Writing is a very personal experience. As an author I have “given birth” to characters. I’ve named them, given them quirks, personalities, and appearances. I have grown with them and come to love them. They play in my head, telling me where their stories should go, often times arguing with me over creative differences. Their story is my creation, brought to life over blood, sweat and tears. It’s only logical that sharing is often times scarier then putting pen to paper (or finger to keyboard).
Yet we often write for an audience. We write in hopes that someone will love our characters as much as we do. Now that I am a mother of a living breathing human being I can see the similarities. I want my son to be liked. And should he ever choose a mate I would want that mate to love him as I do, in her own special way, of course.

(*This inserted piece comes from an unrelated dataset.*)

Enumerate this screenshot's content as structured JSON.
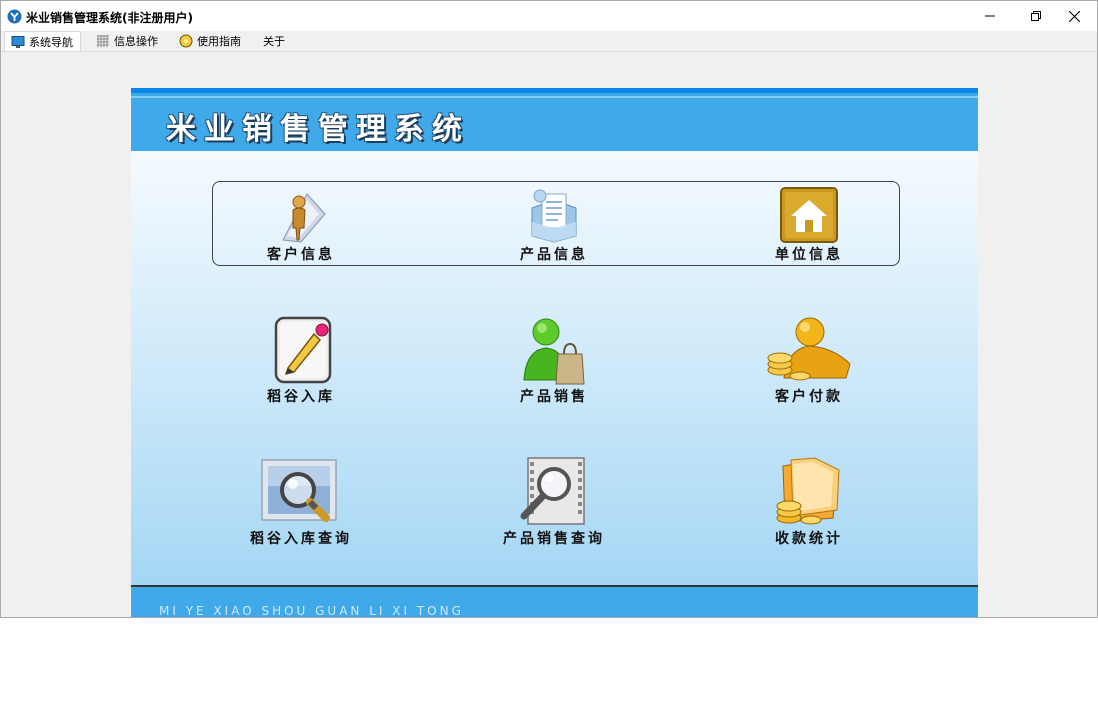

Those first few steps in sharing a beloved novel are nerve wracking. Finger nail biting. Cold sweat inducing. Those precious few who are the first to peek at the novel, the first to offer criticism, are often met with resistance. We know our work needs improvement. Doesn’t make it any easier to swallow.
Even after years and years of edits it’s still scary. Starting this blog was one step out of my comfort zone. I remind myself that as the author of a finished piece of work I AM a WRITER. However just a little bit of criticism leads me to wonder: Am I a BAD writer, or a GOOD writer?

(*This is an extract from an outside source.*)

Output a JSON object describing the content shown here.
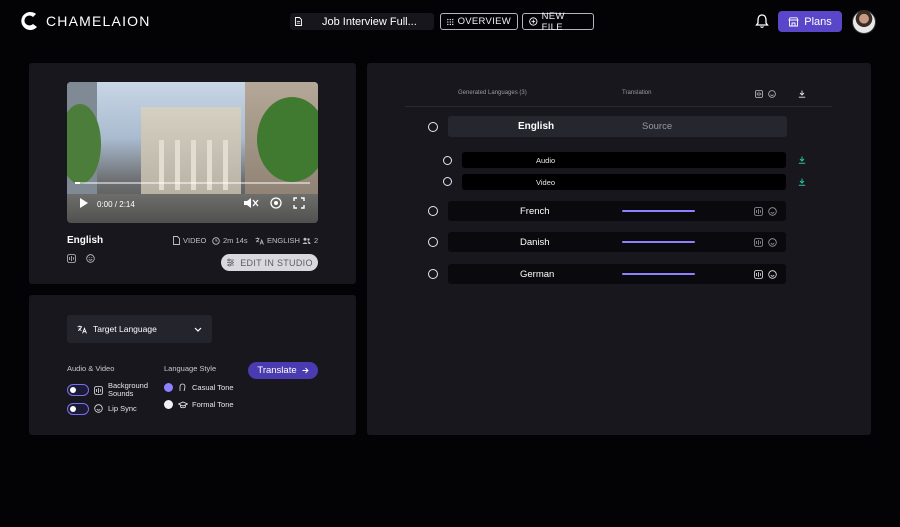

In all truth there will be good and bad in every novel. It’s aesthetics, personal taste. What one person likes another can’t get into. Sometimes bad writing can have an excellent story line. Sometimes good writing can have a lacking storyline. Sometimes all come together in a masterpiece.
Currently I am hoping there is more good then bad in my first novel. I am proud of it. As a storyteller I feel I have a lot to say. Perhaps as a writer mom I am not ready to fully let go. For that means having a thick skin. Being open to criticism. Drowning it out in a box of chocolates. And searching for the few or many that have positive things to say.
For someone, somewhere, will like your work. Will like my work. It’s all about finding the right audience at the right time.
More importantly: never give up. My characters deserve the chance to live in someone else’s head for a little while. They’ve grown much to comfortable in mine.